Adrian Avgerinos
10-12-2006, 08:47 PM
You bring up a few very good points, Mr. jakbauerctu. For what it's worth, there is some support behind the "pre-filter" but I'll probably pull it out at the track this weekend anyway. My main concern is having dust and debris pelting the fuse box that sits directly in front of the duct outlet. I may make a shield for the fuse box when I get back and then I should have less to worry about.

Mr. mtp_69_i, the battery was indeed relocated. It currently resides on the floor pan behind the front passenger seat but in front of the gas tank.

10-13-2006, 03:20 AM
Yeah, was obvious once I looked back at the photos. You've got it in the car tho, interesting.

Cheers again.

11-06-2006, 04:14 PM
Any updates in the last month Adrian?

Also, are you willing to sell another one of these boxes? I have NO experience with fiberglass and living in the city, I dont really have a place to do that part anyway. I would be most interested in the fiberglass parts, as I can source everything else locally

Adrian Avgerinos
11-06-2006, 04:50 PM
Updates: I got lazy about optimizing the scoop location, but did record the temperatures at the last track event and was happy to see this type of result often:

So intake temps dropped about 30 degrees on the track. :woot:

As for making the fiberglass and/or complete kits, unfortunately I don't have the time at this point. If the fiberglass is the only part holding you back, I recommend mail ordering sheets from a place like TAP Plastics (www.tapplastics.com). You might find ABS plastic to be even cheaper and work just as well.
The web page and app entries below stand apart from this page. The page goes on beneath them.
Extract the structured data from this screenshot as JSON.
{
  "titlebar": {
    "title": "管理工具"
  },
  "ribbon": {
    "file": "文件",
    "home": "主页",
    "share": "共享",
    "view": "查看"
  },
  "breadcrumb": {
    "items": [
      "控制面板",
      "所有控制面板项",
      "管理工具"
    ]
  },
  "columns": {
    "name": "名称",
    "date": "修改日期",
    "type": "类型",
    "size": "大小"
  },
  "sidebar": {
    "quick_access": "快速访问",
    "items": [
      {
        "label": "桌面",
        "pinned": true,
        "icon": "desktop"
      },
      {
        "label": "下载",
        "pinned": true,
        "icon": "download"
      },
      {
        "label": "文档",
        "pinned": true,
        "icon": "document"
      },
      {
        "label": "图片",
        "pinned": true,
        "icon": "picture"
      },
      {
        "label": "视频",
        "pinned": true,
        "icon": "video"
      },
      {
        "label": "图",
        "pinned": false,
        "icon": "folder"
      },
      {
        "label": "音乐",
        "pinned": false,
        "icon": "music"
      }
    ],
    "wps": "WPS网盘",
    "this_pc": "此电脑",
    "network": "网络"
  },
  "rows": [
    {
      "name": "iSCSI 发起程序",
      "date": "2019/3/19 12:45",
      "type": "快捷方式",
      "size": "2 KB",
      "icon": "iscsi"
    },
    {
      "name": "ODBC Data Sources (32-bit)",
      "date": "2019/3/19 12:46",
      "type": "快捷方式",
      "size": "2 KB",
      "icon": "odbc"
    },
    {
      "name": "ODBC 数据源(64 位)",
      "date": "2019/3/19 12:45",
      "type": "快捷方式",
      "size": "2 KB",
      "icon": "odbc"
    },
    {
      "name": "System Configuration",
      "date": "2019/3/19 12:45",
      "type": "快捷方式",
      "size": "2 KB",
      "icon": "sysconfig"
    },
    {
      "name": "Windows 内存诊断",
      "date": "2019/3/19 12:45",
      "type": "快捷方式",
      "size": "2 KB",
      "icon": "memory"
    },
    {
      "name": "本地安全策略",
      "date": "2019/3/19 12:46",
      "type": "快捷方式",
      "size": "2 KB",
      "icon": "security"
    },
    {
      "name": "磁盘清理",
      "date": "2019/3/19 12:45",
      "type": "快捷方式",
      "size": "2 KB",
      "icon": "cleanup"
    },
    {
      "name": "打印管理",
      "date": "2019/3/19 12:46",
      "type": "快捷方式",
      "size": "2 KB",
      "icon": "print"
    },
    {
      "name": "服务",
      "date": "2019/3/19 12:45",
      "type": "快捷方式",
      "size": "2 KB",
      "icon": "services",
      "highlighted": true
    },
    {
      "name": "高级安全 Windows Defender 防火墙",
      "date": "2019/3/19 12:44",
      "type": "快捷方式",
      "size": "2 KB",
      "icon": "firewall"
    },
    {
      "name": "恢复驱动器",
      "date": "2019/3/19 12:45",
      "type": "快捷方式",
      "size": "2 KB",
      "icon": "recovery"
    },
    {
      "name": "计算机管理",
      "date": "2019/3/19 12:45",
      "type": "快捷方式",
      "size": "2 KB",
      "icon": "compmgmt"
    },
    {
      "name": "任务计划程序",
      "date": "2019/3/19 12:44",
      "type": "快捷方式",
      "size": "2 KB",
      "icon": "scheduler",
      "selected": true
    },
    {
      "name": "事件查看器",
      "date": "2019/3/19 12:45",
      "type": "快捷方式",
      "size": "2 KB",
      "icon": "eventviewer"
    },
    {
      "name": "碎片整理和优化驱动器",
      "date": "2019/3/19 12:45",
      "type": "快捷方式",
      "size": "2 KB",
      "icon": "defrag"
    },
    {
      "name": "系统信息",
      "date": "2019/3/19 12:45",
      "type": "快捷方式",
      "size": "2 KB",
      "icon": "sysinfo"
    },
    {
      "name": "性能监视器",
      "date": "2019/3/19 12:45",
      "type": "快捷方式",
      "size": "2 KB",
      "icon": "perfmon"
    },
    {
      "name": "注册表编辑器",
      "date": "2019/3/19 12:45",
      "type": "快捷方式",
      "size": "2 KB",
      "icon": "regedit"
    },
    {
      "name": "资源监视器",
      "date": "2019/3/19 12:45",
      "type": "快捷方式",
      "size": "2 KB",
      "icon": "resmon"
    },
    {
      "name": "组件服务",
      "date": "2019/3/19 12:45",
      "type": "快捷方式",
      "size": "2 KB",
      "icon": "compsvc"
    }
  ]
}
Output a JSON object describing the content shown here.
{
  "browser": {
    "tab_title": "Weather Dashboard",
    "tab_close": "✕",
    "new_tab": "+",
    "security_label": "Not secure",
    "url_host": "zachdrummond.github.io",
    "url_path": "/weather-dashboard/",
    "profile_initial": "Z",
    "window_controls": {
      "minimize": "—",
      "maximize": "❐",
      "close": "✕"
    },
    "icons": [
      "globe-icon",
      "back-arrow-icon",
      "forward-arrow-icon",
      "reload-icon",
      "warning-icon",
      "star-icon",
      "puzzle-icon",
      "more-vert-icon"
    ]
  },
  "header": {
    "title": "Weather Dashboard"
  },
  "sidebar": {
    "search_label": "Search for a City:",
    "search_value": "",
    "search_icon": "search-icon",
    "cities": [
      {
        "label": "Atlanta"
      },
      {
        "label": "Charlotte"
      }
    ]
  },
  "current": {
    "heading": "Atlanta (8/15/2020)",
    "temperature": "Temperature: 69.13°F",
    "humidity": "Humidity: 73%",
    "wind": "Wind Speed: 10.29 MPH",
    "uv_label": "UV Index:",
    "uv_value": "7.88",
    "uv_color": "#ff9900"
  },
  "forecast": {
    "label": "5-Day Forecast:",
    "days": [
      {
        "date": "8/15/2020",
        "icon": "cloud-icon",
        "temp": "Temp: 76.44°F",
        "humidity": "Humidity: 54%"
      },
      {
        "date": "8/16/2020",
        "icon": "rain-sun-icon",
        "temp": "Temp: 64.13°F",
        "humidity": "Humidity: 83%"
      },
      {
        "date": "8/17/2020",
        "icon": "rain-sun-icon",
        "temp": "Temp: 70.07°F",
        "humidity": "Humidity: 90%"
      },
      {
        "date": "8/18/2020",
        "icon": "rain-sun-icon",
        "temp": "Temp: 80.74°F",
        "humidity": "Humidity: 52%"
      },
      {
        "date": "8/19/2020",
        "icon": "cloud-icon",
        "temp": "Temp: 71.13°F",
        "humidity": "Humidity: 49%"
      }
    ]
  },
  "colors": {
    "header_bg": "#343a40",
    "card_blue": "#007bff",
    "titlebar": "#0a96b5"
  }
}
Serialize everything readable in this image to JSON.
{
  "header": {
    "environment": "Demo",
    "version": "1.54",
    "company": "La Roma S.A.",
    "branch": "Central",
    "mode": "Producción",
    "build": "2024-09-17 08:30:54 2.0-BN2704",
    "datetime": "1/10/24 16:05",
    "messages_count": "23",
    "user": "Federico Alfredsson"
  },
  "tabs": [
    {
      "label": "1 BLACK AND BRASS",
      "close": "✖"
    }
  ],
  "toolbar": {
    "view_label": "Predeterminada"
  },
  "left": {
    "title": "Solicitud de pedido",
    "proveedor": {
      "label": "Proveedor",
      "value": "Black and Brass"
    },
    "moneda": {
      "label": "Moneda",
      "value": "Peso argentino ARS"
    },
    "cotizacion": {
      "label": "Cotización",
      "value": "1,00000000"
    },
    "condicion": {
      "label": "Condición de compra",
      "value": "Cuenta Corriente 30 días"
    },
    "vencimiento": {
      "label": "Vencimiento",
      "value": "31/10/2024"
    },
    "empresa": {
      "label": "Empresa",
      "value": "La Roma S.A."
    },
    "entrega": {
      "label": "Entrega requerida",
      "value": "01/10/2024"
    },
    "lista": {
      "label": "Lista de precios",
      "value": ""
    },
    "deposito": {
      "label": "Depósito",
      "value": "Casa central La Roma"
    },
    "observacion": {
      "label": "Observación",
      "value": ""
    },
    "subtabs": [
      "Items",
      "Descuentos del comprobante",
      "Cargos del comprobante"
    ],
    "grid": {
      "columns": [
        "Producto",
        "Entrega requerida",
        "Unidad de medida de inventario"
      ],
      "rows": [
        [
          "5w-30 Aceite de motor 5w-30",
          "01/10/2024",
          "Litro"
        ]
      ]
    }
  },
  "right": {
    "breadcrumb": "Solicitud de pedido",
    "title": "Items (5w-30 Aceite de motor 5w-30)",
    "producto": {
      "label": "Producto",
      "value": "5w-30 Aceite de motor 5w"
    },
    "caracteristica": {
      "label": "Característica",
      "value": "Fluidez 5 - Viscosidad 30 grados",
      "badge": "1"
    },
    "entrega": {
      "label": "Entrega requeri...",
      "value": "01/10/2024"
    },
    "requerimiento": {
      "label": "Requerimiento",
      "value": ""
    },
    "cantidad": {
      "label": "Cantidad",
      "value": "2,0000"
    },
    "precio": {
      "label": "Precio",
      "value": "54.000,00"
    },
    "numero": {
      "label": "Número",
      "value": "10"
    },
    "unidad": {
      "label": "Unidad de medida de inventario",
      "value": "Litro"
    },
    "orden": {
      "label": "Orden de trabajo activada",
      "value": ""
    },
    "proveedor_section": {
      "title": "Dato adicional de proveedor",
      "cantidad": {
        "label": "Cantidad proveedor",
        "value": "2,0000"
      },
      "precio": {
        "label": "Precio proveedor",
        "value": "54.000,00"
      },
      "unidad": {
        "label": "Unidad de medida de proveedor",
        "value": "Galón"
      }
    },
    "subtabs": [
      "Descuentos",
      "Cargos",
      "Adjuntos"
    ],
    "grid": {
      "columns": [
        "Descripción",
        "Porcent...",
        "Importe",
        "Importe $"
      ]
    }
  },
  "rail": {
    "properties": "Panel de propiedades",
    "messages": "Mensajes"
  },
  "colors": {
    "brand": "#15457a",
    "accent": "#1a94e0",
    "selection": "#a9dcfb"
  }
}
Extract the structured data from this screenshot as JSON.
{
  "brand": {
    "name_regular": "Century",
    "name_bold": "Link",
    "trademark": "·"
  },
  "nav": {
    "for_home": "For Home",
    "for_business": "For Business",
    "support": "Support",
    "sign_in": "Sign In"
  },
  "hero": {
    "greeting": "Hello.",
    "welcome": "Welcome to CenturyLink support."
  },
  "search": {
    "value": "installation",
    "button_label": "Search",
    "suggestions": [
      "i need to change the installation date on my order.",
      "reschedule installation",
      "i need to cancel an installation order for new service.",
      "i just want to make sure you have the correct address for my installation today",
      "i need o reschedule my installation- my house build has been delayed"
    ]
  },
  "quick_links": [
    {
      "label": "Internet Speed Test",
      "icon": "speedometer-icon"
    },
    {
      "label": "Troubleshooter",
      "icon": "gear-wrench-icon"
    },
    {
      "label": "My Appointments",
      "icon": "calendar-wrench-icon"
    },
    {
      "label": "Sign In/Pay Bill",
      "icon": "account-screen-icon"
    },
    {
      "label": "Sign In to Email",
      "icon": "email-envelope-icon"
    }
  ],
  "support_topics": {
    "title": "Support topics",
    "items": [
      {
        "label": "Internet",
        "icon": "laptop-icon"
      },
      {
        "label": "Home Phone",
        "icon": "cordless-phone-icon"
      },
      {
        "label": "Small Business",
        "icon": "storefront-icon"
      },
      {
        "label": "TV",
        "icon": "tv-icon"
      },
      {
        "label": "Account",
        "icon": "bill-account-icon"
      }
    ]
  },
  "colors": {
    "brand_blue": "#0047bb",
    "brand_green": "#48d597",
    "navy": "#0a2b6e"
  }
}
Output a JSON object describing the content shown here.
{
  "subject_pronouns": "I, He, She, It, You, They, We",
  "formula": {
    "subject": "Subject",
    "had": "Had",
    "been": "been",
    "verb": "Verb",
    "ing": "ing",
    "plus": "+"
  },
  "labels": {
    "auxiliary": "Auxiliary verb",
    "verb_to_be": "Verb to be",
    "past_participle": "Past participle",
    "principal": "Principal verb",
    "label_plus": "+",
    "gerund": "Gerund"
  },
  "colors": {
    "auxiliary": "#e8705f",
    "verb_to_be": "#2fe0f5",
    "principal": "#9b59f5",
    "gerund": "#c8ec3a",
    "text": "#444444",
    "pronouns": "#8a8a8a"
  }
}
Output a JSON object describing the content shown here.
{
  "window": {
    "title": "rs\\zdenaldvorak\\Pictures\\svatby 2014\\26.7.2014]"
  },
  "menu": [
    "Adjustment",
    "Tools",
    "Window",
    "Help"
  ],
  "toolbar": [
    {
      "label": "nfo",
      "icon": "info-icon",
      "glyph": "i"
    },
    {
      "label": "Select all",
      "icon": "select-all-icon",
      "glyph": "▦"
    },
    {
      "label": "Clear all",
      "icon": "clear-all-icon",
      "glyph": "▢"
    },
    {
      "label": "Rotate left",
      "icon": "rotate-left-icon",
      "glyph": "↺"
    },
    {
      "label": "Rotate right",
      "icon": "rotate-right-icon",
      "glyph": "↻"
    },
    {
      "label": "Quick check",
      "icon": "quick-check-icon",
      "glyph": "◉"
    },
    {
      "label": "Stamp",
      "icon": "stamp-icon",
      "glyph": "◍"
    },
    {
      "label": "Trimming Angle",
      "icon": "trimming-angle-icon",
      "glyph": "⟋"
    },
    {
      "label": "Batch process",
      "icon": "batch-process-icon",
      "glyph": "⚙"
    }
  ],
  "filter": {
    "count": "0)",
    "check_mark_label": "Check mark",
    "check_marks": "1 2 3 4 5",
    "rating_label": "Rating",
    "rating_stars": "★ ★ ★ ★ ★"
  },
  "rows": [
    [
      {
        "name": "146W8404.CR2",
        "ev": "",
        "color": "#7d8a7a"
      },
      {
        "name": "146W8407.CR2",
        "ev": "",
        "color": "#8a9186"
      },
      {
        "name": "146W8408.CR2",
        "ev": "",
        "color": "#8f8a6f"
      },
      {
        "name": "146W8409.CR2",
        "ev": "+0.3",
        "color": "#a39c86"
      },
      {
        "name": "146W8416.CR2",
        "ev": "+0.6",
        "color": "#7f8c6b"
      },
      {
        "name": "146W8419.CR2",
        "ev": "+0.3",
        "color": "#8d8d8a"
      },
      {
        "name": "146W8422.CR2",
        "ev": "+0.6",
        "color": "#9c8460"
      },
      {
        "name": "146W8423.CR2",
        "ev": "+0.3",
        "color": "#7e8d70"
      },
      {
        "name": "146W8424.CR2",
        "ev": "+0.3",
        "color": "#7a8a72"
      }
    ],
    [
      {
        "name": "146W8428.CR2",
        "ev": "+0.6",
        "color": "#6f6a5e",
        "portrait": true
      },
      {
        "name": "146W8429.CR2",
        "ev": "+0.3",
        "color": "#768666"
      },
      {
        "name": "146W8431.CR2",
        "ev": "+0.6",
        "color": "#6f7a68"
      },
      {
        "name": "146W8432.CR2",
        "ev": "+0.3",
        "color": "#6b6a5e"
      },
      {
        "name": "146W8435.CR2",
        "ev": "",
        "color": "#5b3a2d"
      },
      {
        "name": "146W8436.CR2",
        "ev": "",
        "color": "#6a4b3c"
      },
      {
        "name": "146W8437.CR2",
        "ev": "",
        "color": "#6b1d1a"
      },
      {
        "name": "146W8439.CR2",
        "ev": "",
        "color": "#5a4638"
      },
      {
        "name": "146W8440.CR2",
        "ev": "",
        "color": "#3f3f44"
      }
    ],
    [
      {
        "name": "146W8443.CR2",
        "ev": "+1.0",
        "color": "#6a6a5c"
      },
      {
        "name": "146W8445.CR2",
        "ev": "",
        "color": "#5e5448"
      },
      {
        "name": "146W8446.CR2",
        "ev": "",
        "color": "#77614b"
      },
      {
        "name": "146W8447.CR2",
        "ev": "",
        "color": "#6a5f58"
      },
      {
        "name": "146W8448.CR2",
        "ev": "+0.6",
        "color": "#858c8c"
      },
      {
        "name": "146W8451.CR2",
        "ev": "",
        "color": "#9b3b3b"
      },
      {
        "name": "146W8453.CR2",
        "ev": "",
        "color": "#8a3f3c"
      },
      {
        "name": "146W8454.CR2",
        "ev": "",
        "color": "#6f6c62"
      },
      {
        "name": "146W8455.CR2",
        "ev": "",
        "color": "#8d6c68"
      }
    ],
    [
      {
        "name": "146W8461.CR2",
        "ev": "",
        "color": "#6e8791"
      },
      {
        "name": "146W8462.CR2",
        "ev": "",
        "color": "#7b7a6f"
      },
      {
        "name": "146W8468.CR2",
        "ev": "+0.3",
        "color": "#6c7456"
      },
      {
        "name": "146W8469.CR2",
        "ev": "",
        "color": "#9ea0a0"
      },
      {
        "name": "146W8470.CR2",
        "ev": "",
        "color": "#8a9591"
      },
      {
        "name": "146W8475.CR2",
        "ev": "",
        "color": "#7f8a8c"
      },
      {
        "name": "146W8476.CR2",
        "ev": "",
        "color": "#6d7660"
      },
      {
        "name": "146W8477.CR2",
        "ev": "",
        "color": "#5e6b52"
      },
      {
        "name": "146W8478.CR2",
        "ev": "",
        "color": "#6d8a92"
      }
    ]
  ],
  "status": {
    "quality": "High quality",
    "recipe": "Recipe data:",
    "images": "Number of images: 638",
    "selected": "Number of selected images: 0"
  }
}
11-08-2006, 12:28 AM
Thats an impressive difference in temperature! Do you think ambient temperatures were different or any other factors played into this?